Temptations Common to a Boy. Our 5-year old son, Eli, entered a new phase of childhood. Once we were in high demand during play-time. But now his new neighborhood friends have replaced us. He cannot get enough time with them. I vaguely remember boyhood memories and how fast the summer days slipped by. Now it's Eli's friends who are constantly on his mind and tongue. The situation was exacerbated this week when he outgrew the need for training wheels on his bike. His friends and he treat our quiet neighborhood like a large park. Every inch of ground is now a bike trail. The problem is that his new found freedom and increased independence is a challenge in self-control that he often fails. There are scuffmarks across our front yard from dragging him inside for a meal or schoolwork. I'm excited to see him blossom into a full-fledged (and muddy) boy, but to quote the best line from the Spiderman movie, "with power comes responsibility".

Monday, June 02, 2003

Doctrine and Life.

As we look for a church in this area I've boiled down my "evaluation criteria" to just three: Stated Doctrine, Doctrine lived out in the leadership, Doctrine lived out in the laity.

We've gotten to know four churches in this area pretty well. Two PCA churches get very high marks in the first category--on paper we're likeminded. But they both fall woefully short in one or both of the other categories. So their overall "scores" suffer.

The other two churches are Reformed Baptist bodies; so for us they get lower marks in doctrine due to our differences in covenantal theology. But both are stronger in the "lived out" categories. And the one we visited this Sunday was most impressive of all.

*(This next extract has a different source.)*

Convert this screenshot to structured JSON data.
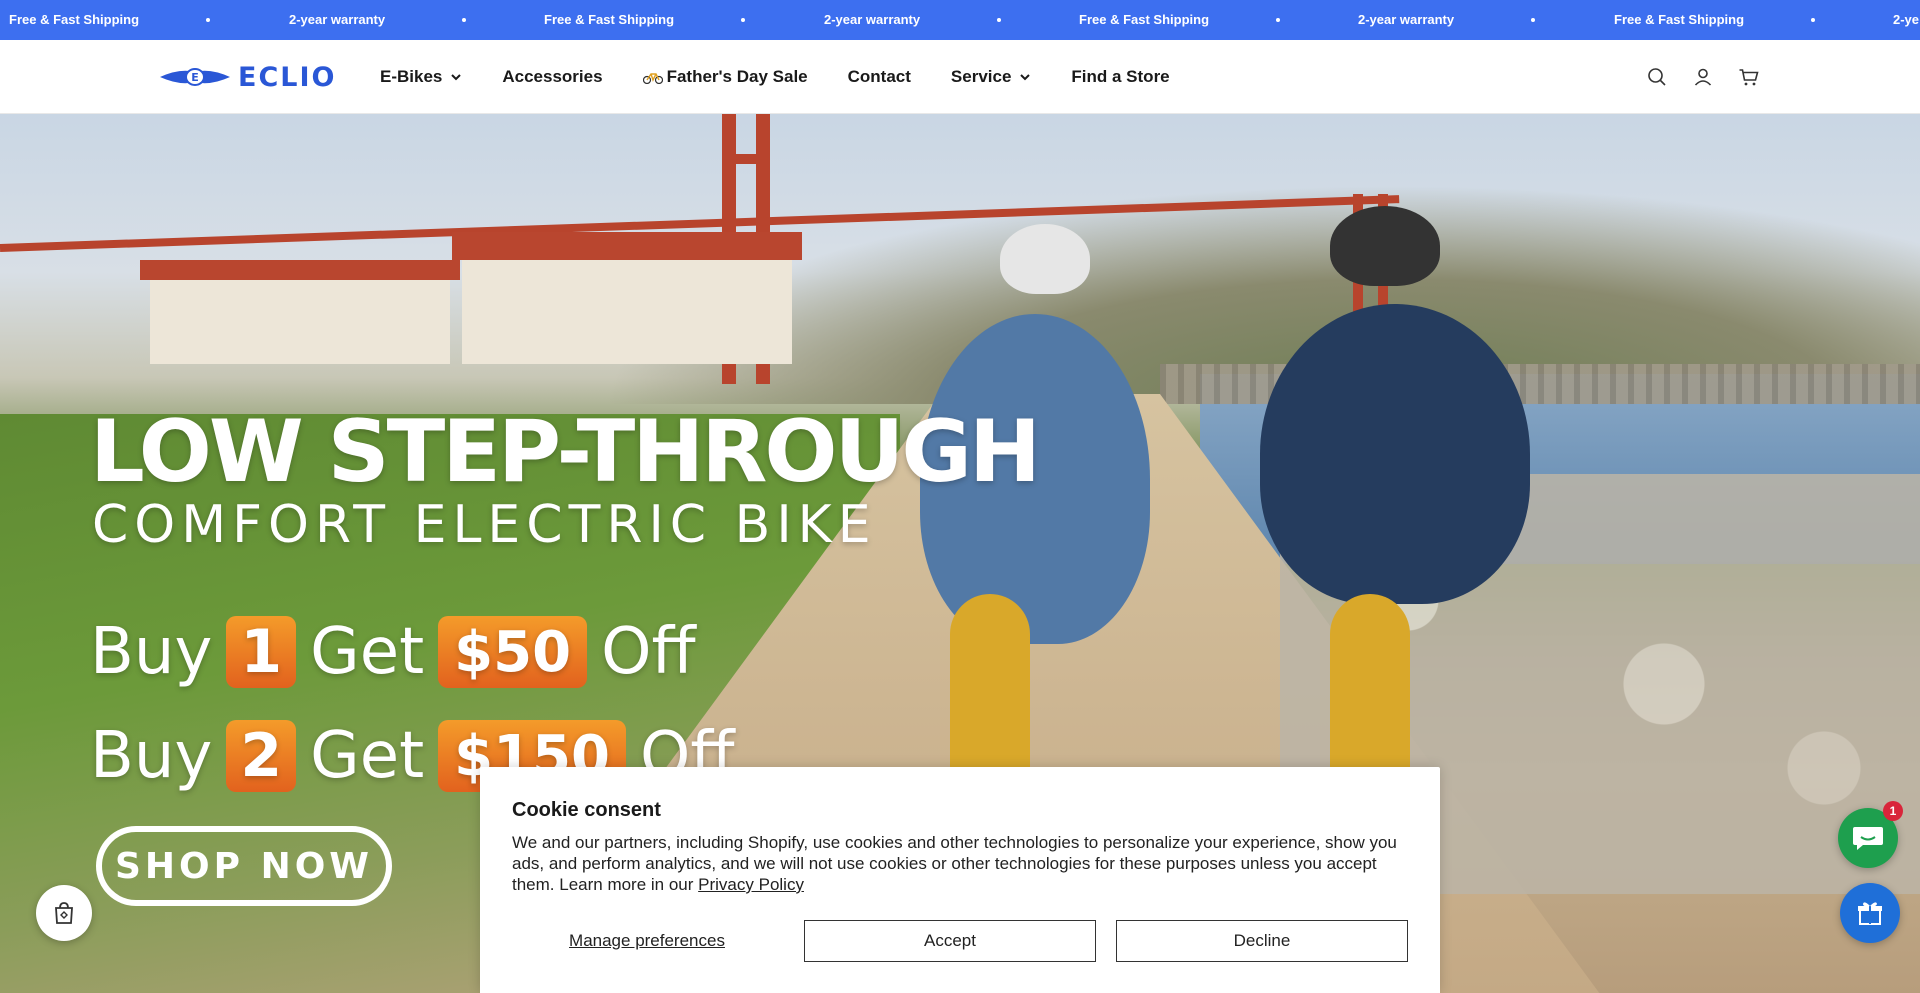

I'm also wondering if there's another angle to the stated-doctrine vs. lived-out-doctrine relationship. It's obviously true that many churches deny their stated-doctrine with their lifestyles. For instance, few Presbyterians actually raise their children covenantally although they affirm they are "covenant children" by applying the sign. So couldn't it also be true that some churches live out doctrine that on paper they flatly deny? Should I be surprised that a Reformed Baptist church may actually raise their children as if they were "covenant children", even while they deny that their children are in the covenant?

We've got a few more stones to look under--we've visited 4 of the 7 reformed churches within 30 minutes. The remaining three are PCA churches; what will we find?